What you need to do:
Once you have read the entries, please say how many lines hold the string "website", giving the number only.

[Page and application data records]

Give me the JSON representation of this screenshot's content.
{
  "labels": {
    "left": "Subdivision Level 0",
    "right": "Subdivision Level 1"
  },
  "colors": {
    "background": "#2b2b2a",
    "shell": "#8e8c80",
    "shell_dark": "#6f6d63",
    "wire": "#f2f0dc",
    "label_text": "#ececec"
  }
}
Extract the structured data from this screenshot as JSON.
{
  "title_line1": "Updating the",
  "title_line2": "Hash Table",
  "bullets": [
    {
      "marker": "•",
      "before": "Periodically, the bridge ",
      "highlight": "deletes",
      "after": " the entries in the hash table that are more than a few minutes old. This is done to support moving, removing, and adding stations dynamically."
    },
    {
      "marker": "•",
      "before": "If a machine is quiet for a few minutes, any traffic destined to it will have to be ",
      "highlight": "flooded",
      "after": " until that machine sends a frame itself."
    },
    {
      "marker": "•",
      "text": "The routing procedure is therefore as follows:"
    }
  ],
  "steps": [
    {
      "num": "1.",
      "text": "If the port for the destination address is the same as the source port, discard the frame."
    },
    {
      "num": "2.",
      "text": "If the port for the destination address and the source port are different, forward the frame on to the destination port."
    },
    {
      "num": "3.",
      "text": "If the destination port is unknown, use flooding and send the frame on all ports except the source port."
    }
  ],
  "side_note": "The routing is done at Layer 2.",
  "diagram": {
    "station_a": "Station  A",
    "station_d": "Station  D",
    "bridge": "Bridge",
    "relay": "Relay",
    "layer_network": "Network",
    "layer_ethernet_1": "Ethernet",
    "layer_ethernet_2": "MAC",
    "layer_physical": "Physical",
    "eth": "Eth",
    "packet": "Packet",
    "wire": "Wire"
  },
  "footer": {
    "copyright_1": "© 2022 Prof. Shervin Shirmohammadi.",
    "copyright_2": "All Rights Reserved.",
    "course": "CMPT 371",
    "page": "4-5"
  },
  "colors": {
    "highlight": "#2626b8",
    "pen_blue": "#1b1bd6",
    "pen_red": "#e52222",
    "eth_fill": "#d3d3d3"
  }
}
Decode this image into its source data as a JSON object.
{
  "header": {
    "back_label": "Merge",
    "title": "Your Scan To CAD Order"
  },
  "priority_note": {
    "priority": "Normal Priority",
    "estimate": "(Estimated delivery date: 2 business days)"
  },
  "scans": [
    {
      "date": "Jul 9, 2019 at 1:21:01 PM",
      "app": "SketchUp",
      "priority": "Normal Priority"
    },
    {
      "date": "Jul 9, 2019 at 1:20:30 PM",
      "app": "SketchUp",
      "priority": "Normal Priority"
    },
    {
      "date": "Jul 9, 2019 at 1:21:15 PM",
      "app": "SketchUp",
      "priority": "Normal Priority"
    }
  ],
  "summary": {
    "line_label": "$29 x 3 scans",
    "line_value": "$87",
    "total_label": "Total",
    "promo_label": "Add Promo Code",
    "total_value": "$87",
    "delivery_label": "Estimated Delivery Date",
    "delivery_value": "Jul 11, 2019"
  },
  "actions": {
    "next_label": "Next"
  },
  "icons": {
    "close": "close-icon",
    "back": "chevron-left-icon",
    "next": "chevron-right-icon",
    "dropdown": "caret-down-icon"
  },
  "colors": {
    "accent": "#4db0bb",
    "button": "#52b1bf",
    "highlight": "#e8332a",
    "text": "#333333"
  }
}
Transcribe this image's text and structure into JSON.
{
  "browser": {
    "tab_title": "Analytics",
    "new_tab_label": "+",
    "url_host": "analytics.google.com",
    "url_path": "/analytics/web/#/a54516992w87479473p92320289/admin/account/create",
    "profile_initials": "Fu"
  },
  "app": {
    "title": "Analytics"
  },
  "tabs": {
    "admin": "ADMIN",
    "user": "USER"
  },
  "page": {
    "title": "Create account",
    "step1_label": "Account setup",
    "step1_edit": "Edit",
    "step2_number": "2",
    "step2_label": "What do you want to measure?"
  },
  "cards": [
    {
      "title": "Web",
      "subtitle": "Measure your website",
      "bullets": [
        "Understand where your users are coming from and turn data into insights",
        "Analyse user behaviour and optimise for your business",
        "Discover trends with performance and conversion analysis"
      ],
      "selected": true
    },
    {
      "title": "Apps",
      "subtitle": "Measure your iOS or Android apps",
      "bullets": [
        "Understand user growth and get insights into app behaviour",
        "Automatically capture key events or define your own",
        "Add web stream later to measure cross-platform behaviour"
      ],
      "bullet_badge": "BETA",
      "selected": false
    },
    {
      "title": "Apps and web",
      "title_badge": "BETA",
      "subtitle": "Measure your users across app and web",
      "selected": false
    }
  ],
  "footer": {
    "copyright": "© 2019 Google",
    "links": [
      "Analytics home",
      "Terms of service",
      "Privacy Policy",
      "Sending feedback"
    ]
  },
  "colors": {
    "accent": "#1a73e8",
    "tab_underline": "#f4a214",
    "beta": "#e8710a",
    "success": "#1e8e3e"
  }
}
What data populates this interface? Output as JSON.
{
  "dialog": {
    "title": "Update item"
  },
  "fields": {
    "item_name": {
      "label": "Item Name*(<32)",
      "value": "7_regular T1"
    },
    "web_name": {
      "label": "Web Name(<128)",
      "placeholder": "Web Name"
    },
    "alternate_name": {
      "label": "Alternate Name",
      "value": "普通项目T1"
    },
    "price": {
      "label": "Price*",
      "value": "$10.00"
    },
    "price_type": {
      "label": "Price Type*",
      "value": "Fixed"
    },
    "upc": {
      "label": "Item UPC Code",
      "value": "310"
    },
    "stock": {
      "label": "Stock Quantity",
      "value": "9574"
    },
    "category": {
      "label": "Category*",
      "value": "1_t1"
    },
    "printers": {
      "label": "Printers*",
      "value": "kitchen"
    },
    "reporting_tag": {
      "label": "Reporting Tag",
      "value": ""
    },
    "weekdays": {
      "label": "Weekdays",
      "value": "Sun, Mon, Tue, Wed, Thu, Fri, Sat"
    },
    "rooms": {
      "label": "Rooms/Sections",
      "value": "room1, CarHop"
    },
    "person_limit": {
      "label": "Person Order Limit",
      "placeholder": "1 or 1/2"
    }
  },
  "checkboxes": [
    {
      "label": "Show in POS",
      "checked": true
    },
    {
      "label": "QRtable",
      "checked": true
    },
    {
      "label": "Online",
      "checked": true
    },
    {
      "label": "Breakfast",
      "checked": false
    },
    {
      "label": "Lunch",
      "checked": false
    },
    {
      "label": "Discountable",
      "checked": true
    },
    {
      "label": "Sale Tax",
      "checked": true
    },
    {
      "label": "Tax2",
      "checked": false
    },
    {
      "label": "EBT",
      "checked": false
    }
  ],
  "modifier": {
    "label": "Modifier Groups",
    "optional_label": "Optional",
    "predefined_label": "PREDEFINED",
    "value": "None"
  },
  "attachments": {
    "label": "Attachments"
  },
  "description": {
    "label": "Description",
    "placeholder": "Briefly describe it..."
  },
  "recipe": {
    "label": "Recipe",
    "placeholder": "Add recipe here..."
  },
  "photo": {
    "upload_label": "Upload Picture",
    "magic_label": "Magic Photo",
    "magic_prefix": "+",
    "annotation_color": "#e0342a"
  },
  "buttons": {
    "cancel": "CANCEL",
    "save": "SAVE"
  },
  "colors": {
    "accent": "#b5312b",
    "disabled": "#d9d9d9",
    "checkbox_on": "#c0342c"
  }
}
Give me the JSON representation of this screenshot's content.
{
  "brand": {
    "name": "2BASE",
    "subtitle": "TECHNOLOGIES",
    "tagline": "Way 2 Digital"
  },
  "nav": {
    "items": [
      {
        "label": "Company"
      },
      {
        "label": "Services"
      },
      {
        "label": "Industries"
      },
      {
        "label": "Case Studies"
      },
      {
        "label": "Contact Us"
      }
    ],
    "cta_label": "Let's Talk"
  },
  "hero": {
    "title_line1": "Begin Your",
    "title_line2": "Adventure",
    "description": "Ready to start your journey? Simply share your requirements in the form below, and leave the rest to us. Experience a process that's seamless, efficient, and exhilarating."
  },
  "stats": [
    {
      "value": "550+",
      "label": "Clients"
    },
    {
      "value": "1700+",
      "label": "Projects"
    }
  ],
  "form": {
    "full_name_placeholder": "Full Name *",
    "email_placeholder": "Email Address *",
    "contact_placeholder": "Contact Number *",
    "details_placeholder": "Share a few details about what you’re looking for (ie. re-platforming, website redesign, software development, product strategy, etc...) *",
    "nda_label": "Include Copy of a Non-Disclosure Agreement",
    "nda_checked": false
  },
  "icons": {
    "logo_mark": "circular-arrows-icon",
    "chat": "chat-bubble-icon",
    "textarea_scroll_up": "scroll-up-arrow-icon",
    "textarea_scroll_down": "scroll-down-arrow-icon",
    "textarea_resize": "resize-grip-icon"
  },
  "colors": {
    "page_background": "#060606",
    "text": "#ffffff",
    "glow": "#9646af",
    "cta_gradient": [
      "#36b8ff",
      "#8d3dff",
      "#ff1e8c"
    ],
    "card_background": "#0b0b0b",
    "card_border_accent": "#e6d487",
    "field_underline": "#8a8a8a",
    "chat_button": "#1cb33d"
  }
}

Task answer:
2